TASK GOAL:
Say how many lines of the entries below include "this", giving nothing but that number.
== Segment start ==
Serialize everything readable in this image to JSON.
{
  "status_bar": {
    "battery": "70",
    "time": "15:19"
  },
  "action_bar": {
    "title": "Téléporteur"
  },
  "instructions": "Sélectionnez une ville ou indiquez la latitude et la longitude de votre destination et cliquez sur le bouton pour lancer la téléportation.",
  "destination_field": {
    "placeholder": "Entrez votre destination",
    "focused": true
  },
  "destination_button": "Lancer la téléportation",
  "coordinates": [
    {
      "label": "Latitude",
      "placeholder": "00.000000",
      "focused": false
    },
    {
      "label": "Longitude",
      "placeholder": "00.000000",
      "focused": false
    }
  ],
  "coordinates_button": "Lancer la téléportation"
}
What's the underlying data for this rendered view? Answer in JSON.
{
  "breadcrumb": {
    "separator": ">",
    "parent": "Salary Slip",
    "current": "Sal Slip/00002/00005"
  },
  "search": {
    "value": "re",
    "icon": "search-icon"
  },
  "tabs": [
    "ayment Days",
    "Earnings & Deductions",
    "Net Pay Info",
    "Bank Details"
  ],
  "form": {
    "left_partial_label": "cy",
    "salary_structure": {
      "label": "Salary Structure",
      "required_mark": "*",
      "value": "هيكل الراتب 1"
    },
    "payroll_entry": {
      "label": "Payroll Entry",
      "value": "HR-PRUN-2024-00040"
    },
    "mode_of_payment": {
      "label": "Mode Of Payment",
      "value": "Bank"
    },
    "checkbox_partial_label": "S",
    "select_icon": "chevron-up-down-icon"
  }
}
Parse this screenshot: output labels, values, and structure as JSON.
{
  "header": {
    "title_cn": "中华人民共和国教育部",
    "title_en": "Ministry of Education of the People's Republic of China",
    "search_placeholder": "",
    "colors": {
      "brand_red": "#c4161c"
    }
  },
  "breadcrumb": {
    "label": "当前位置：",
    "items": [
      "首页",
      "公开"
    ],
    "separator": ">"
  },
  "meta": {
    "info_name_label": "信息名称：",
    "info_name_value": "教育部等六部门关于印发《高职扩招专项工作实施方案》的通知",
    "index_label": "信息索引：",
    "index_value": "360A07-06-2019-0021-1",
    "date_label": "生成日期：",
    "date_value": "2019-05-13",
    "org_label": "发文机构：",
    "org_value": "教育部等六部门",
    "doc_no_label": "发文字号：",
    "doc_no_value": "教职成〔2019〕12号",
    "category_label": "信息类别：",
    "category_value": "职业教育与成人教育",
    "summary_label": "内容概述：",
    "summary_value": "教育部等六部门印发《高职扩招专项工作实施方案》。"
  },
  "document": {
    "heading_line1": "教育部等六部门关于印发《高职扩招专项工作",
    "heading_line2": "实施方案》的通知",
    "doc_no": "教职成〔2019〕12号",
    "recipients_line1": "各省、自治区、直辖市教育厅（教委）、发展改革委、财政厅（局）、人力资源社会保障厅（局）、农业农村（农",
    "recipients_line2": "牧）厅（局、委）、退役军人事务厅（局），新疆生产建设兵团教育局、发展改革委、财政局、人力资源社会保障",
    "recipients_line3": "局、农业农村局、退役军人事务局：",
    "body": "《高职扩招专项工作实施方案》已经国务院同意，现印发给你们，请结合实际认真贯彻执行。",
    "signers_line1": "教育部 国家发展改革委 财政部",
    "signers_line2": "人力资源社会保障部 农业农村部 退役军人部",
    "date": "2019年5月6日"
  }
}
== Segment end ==
COMPLETED EXERCISE:
3